Roku CFO: Ad Buyers ‘Hit the Emergency Brake’, But Streaming ‘Still a Key Opportunity’

Roku Ultra plays well with other manufacturers and includes headphones


There is still an “significant gap” for advertising to fill as consumers continue to transition to connected TV, according to Steve Lauden, chief financial officer of streaming TV company Roku, during a press conference Thursday.

Roku announced in prepared statements at Quarterly shareholder letter.

Louden was speaking after a disappointing second-quarter earnings report by the company, in which Roku missed revenue estimates for the June quarter by 5% and forecast revenue this quarter 10% below consensus, and withdrew its full-year revenue forecast.

“What you see is about half of consumer television viewing time is being broadcast now,” said Lauden, “advertisers know that’s where the world is moving, but they are hitting the emergency brakes because of the uncertainty” in the economy, including the prospects of a recession. “Both of these things can exist,” Lauden said.

The combined concerns about supply chain, stagnation and inflation are a continuation of the broad weakness in the Roku market that first appeared in Quarterly report for the month of November of last yearand became clearer with February forecast miss.

Roku’s The stock lost a quarter of its value Late trading after the report.

In the June quarter, Roku’s revenue and earnings, $764 million and a net loss of 82 cents per share, were below Wall Street’s consensus of $805 million and a loss of 62 cents.

For the current quarter, the company expects revenue of $700 million, below the consensus of $902.7 million.

Roku withdrew its full-year forecast for “total net revenue growth to be 35% year over year.”

During the call with reporters, Louden noted the discrepancy between advertising budgets and broadcast usage. While more than half of TV viewing is now broadcast, “there’s a lot of friction and gridlock” in TV ad spending budgets, he said, with only about 22% of TV ad spending going to live broadcasting.

“There’s still a huge gap out there,” Louden said of the disparity in budgets versus consumption. “This is a huge opportunity for live stream creators – I think it’s an essential opportunity.”

In addition to the lack of advertising, Roku has continued to struggle with an industry-wide slowdown in sales of connected TVs, amid supply chain issues.

The company said, “Retailers were empowered by higher U.S. TV inventory and temporary lower TV prices in the second quarter, helping to mitigate the decline in TV unit sales in the quarter.

“The overall sales of the US TV industry and gamers, as well as Roku TV and gamer unit sales, were lower than the second quarter of 2021.”

Louden said Roku has continued to absorb high prices, on average, for TVs to isolate consumers. The company’s gross margin on its hardware products, which has always been a “loss leader” to promote new account sign-ups, fell in the first quarter to minus 24% from minus 17% in the previous quarter.

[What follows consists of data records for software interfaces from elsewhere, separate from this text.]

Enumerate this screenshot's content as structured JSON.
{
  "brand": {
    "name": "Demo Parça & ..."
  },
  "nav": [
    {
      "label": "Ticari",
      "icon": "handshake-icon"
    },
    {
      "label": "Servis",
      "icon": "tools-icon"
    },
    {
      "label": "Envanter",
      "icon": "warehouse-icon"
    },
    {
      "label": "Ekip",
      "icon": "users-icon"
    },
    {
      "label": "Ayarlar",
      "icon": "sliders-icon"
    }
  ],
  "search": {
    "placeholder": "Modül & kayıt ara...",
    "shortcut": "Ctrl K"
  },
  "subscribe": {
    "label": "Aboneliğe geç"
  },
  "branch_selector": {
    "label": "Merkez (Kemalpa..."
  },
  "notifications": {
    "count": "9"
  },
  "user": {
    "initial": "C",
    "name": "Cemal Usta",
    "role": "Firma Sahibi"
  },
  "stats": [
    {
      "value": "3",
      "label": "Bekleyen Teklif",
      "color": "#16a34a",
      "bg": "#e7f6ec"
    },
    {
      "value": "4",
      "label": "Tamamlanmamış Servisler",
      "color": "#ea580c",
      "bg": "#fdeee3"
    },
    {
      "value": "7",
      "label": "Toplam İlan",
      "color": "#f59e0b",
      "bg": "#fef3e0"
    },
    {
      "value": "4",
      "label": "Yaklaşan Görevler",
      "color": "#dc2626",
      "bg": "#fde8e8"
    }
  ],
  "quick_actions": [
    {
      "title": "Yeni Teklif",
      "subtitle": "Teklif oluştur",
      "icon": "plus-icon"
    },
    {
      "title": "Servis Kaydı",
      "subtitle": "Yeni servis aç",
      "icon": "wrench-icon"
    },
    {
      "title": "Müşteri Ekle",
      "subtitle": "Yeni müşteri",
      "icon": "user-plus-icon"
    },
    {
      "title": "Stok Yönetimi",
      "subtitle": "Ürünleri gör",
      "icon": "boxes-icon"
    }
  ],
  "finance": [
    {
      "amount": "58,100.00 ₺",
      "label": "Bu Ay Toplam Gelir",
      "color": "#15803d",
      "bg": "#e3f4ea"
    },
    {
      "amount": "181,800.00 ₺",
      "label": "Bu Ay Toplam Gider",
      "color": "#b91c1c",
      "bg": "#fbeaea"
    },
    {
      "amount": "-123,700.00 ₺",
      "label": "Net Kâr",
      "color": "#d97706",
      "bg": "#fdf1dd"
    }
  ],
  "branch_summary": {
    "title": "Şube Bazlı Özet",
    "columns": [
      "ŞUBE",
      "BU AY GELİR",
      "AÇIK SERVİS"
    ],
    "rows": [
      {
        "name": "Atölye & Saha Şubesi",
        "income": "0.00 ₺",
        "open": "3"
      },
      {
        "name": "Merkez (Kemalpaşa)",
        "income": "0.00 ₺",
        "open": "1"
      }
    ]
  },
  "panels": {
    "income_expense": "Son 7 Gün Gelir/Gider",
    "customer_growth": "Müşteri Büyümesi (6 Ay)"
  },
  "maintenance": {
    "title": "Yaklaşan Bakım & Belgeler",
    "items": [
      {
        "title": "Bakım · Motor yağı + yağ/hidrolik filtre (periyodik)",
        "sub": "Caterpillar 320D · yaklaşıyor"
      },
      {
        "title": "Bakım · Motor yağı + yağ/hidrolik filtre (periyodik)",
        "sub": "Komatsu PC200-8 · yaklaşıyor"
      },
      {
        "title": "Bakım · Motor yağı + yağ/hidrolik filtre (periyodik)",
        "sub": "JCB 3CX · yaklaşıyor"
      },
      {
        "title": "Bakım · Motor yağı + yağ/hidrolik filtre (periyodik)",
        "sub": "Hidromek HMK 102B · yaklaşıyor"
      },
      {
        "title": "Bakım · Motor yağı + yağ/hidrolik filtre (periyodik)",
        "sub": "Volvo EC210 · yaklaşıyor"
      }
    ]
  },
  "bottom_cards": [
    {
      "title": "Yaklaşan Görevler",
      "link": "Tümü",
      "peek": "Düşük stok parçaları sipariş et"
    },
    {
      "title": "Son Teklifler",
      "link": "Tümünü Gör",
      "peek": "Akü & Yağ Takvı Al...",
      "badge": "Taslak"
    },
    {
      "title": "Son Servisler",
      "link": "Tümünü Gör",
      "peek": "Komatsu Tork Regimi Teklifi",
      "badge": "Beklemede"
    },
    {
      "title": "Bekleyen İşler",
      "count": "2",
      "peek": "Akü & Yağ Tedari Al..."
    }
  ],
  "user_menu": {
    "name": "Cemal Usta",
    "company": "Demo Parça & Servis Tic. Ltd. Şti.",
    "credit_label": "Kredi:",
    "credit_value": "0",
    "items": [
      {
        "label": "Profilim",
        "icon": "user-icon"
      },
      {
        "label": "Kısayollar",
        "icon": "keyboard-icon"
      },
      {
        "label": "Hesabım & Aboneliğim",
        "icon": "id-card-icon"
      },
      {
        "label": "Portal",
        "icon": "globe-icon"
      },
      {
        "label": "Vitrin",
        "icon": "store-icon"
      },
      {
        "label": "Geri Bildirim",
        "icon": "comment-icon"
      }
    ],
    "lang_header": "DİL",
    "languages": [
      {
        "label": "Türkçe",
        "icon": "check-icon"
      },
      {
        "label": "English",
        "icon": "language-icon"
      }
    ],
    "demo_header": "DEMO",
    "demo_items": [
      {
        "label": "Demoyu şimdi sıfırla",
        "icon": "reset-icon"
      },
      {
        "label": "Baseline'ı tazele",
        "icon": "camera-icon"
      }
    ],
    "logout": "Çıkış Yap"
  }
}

Other work metrics have also slowed. Although the number of active accounts, 63.1 million, increased, year-over-year, in the same quarter by 14% as the previous quarter, the company’s revenue per user grew more slowly, increasing by 21% versus 34% in the March quarter. ).

With the revenue shortfall, Roku’s profit margin, adjusted for Ebitda (earnings before interest, taxes, depreciation, and amortization), fell into negative territory, coming to negative 1.6% of revenue, versus positive 7.8% in the previous quarter, and positive 19% in the same quarter. Previous.

asked by ZDNet How the company will manage its expenses this year, after canceling promises of revenue growth, Lowden said the main focus is on slowing the company’s hiring. He noted that this slowdown is not a hiring “freeze”, nor is it layoffs, but rather a downturn from the pace of “significant” new hires.

He noted that Roku will also consider spending on discretionary projects such as developing original Roku programming, although this currently represents a minority of the company’s spending on content.